Centeno added a victory in the ninth race on 8-year-old gelding Houston Bull for owner Amaty Racing Stables and trainer Sandino R. Hernandez, Jr. Amaty now has 20 victories at the meeting, one fewer than leader Midwest Thoroughbreds, Inc.
Thoroughbred racing resumes Friday with a nine-race card beginning at 12:42 p.m. In the second race, seven 3-year-old colts and geldings will vie for the winner’s share of a $23,000 purse in an allowance/$75,000 optional claiming event at a distance of a mile-and-40-yards.
The morning-line favorite at 9-5 is W. Kenan Rand, Jr.’s This Boy’s Sharp, who has failed to finish out of the money in only one of five local starts. Centeno is set to ride for trainer Gerald Bennett. The second choice at 2-1 is World Thoroughbreds Racing, Inc.’s Bandages, trained by Chad Stewart and scheduled to be ridden by Antonio Gallardo.
Tampa Bay Downs is open every day for simulcast wagering, no-limits poker action and Three Card Poker in The Silks Poker Room and golf fun and instruction at The Downs Golf Practice Facility.
All eyes on Louisville. The focus of the Thoroughbred racing world is about to shift to Churchill Downs in Louisville, site of the 141st edition of the Kentucky Derby Presented by Yum! Brands on Saturday, May 2.
Tampa Bay Downs management, staff and horsemen are dedicated to putting on the best show possible for those who can’t make it to the Bluegrass State.
A festive party atmosphere is sure to prevail at the Oldsmar oval, featuring beautiful women bedecked in their spring dresses and finest hats; would-be Nicely-Nicelys, Bennys and Rusty Charlies angling for a big score; and Kentucky pie and mint juleps, the traditional beverage of the Kentucky Derby, in souvenir glasses, all contributing to the excitement and sense of nostalgia and wonderment.
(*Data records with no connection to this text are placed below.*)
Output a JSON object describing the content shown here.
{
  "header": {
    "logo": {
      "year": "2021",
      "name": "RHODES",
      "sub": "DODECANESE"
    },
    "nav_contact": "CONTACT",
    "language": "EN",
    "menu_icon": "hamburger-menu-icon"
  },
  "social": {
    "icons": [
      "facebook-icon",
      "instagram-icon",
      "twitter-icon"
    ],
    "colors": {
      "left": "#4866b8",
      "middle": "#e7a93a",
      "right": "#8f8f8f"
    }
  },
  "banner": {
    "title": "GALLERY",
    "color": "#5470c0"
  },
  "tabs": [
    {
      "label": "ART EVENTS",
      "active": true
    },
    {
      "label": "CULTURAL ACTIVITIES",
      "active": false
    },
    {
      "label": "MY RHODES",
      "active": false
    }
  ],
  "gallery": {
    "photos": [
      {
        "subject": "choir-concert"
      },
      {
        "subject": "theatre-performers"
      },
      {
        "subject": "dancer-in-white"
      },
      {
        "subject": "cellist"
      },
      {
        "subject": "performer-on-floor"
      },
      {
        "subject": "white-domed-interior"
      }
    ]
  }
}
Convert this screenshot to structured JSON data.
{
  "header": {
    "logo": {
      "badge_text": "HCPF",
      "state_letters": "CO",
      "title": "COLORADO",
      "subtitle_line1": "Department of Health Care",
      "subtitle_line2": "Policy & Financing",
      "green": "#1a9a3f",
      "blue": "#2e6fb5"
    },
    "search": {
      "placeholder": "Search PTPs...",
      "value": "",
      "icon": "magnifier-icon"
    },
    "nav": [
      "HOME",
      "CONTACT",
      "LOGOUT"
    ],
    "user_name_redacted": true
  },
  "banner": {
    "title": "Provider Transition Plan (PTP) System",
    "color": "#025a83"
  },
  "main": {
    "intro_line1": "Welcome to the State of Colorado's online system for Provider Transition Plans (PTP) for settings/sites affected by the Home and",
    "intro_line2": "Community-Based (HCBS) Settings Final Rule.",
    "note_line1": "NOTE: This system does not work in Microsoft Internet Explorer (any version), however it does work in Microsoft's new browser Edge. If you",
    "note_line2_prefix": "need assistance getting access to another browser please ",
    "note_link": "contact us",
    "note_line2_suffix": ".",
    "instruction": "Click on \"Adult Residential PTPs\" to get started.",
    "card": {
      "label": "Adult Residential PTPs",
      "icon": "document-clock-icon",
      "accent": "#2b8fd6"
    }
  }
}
Carpe Diem, who won the Grade II Tampa Bay Derby on March 7 by five lengths, is ranked third on a variety of current Run for the Roses contenders lists, behind last year’s 2-Year-Old Champion, American Pharoah, and unbeaten Dortmund.
Todd Pletcher trains Carpe Diem, while Bob Baffert trains American Pharoah and Dortmund. Carpe Diem is owned by WinStar Farm LLC and Stonestreet Stables LLC and was ridden to victory in the Tampa Bay Derby and his subsequent Grade I Toyota Blue Grass triumph on April 4 at Keeneland by John Velazquez.
Carpe Diem could become the third Tampa Bay Derby participant to win the Kentucky Derby. Street Sense won both races in 2007, while Super Saver – trained by Todd Pletcher, Carpe Diem’s conditioner – was third in the 2010 Tampa Bay Derby before triumphing at Churchill.
Another Tampa Bay Derby entrant expected to contest the Kentucky Derby is Danzig Moon, who followed his fourth-place finish in Oldsmar with a second to Carpe Diem in the Toyota Blue Grass.
The gates will open early May 2 and Tampa Bay Downs will present a full card of Thoroughbred action before as many as 20 3-year-olds vie for a slice of horse racing immortality.
The Longines Kentucky Oaks for 3-year-old fillies will be contested Friday, May 1 at Churchill Downs. The field could include the heart-stopping Include Betty, trained by perennial top Oldsmar conditioner Tom Proctor.
Under jockey Rosemary Homeister, Jr., Include Betty has blossomed as a 3-year-old, with a victory here on Jan. 3 in a maiden special weight event; a victory in the $100,000 Suncoast Stakes at a distance of a mile-and-40-yards on Jan. 31, at odds of 18-1; and a thrilling neck victory on April 4 at Oaklawn Park in the Grade III, $400,000 Fantasy Stakes at a mile-and-a-sixteenth, also at 18-1.
In each of her victories, Include Betty has lagged behind in last place before unleashing her winning kick.
For Tampa Bay Downs regulars, the combination of Include Betty, Proctor and Homeister would provide the perfect lead-in to a full weekend of Thoroughbred racing.
In addition to its full card on Kentucky Derby Day, Tampa Bay Downs will also conduct Thoroughbred racing on Kentucky Oaks Day and on Sunday, May 3. The track then will offer simulcast wagering only until the official final day of the 2014-2015 meeting, which is Tuesday, June 30, the first day of the track’s annual two-day Summer Festival of Racing.